Midshipman Grant Vigneault speaks to BHS students

Midshipman Grant Vigneault speaks to BHS studentsBy LAURA QUEZADA

News Review Staff Writer

One of Ridgecrest’s own returned home from the United States Naval Academy at Annapolis, Maryland to inspire and encourage Burroughs High School students. Midshipman Grant Vigneault, Class of 2018, spoke to students on November 23. He tells us, “I’m here on behalf of the Naval Academy, expressing my enjoyment and telling stories about my time at school in an effort to recruit candidates that may benefit from a Naval Academy education.

The Naval Academy is the number one liberal arts public school in the country and we have many top 10 engineering majors in the country. We have three different fields of study: engineering, science and math majors and we have humanities and social science majors.” Vigneault is a Robotics and Control Systems Engineering (RCSE) major. He adds, “There’s so many different things that you can study. We have 26 majors.

As a current student at the Naval Academy, you are considered active duty military while earning your degree. That being said, you can come straight from high school into the academy; they welcome you with open arms. You do a six week training program at the beginning of your first year, where they teach you what what it’s like to be in the military before sending you into the classroom to get your degree. The caveat is if you’re coming straight from high school, you’re required to have a congressional or senatorial nomination from your congressman or your state senator.

It is an incredible place to go to school. You’re 30 minutes from Baltimore. You’re 30 minutes from Washington DC. We have world class athletic facilities at the institution. We have world class teachers. On that note, there’s an eight to one student to faculty ratio. I’m extremely close with many of my professors. An interesting note about what it’s like to go to school there. The civilian to military professor ratio is one to one. So half of your instructors over your time in Navy are going to be active duty military, while the other half are going to be civilians. And that’s been the most interesting part of going to school there because I had a physics instructor who six months before coming to the academy was driving a tank in the Middle East.
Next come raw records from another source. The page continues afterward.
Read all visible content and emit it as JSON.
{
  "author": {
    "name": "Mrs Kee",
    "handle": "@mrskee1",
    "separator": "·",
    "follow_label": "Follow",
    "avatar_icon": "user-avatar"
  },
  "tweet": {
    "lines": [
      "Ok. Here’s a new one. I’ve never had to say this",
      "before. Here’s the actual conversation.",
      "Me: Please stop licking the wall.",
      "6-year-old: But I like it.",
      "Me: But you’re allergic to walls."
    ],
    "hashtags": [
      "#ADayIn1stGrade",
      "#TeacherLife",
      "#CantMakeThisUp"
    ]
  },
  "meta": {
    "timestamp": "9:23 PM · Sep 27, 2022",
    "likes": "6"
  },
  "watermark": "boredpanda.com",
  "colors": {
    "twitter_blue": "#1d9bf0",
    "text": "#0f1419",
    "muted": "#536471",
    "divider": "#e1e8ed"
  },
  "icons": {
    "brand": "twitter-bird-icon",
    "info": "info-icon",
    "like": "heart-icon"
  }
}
You’re not going to find a school anywhere else in the country where someone’s teaching you projectile motion after just doing the same thing in a combat zone.”
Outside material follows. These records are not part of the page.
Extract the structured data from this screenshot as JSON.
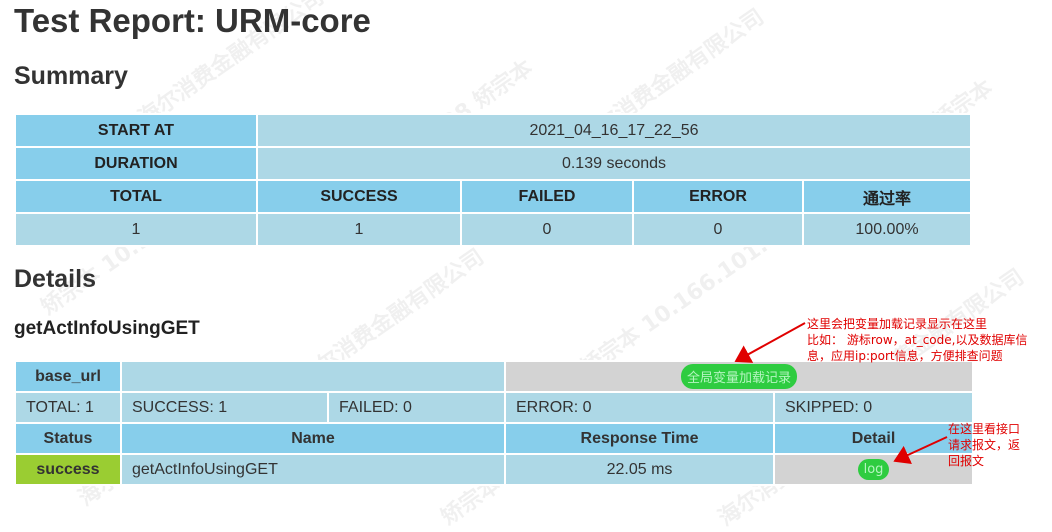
{
  "title": "Test Report: URM-core",
  "summary_heading": "Summary",
  "summary": {
    "start_at_label": "START AT",
    "start_at_value": "2021_04_16_17_22_56",
    "duration_label": "DURATION",
    "duration_value": "0.139 seconds",
    "headers": [
      "TOTAL",
      "SUCCESS",
      "FAILED",
      "ERROR",
      "通过率"
    ],
    "values": [
      "1",
      "1",
      "0",
      "0",
      "100.00%"
    ]
  },
  "details_heading": "Details",
  "testcase_name": "getActInfoUsingGET",
  "details": {
    "base_url_label": "base_url",
    "base_url_value": "",
    "global_vars_button": "全局变量加载记录",
    "stats": {
      "total": "TOTAL: 1",
      "success": "SUCCESS: 1",
      "failed": "FAILED: 0",
      "error": "ERROR: 0",
      "skipped": "SKIPPED: 0"
    },
    "columns": [
      "Status",
      "Name",
      "Response Time",
      "Detail"
    ],
    "rows": [
      {
        "status": "success",
        "name": "getActInfoUsingGET",
        "response_time": "22.05 ms",
        "detail": "log"
      }
    ]
  },
  "annotations": {
    "note1": [
      "这里会把变量加载记录显示在这里",
      "比如： 游标row，at_code,以及数据库信",
      "息，应用ip:port信息，方便排查问题"
    ],
    "note2": [
      "在这里看接口",
      "请求报文，返",
      "回报文"
    ]
  },
  "colors": {
    "header_bg": "#87ceeb",
    "cell_bg": "#add8e6",
    "success_bg": "#9acd32",
    "pill_bg": "#2ecc40",
    "annotation": "#e00000"
  }
}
Class sizes are small. “The most Midshipman I’ve had in a class with me is around about 18 and the smallest is six. So anywhere in that range is very normal.” As a RCSE major his coursework is interesting. “One of the core classes for the major is a class called the Guided Design Experience. You take a Nerf gun, and it’s mounted on a sort of a turret and you learn how to program this Nerf gun using cameras and code to do certain tasks that you want it to do. And we spent an entire semester doing that. It was incredible.”

Another highlight experience is his current work on the Student Unmanned Aerial Systems Competition (SUAS) team which is similar in scope to a senior project. “We are in the process of designing a housing for electronics that are going to power an autonomous vehicle. We have a fixed wing plane about five to six feet long. We’re taking all of the hardware that makes it fly and we’re designing and making a computer that’s going to power it. It’s me and five other Midshipmen putting our brains together and trying to get a plane off the ground. We’re using the labs down in the engineering spaces. We’ve done some aerodynamic testing in a wind tunnel … multi-million dollar facilities that were there at our fingertips.”

After he graduates in May2022, “I’m headed down to Pensacola, Florida to start naval flight training. I’m going to be a Navy pilot here in about two years. There are so many different things that you can do. You can go out and you can pilot submarines. You can drive surface ships, anywhere in the country, from destroyers to cruisers to aircraft carriers. You can go and you can be a Marine, you can go lead Marines in the field around the world.”

When Vigneault was 16 years old, “I was hired to work on the base at VX 31, thanks to a lucky break and a lot of people who were pulling for me. Several of those men and women on base attended the Naval Academy. I saw what it was like to serve in that capacity and where the Naval Academy could get you.” With encouragement, inspiration, and guidance of co-workers he applied. “Congressman Kevin McCarthy nominated me to attend the Academy. You can get into the institution, they can admit you, but you’re not going to be allowed to attend unless you have that validation. That’s probably the most competitive part of the application process. It’s for that reason, the acceptance rate maybe is round about 6% between six and eight percent.”

To the youngsters in Indian Wells Valley he says, “If you want to pursue an academy and you want to do well in the application process, and consider yourself as a competitive candidate, you have to not only just be good at science and engineering and math and English in your field of study, but you have to love learning. And I think that’s like the first step is you have to want to be smarter today than you were yesterday. If you’re that kid that’s a sophomore, junior, or senior in high school, and you have any inclination about serving, whether that’d be in the Navy Marine Corps, Air Force, Army, throw your hat in the ring and try to become a commissioned officer in the Navy Marine Corps. And if you want to do it through the service academy what’s stopping you?”

Story First Published: 2021-12-03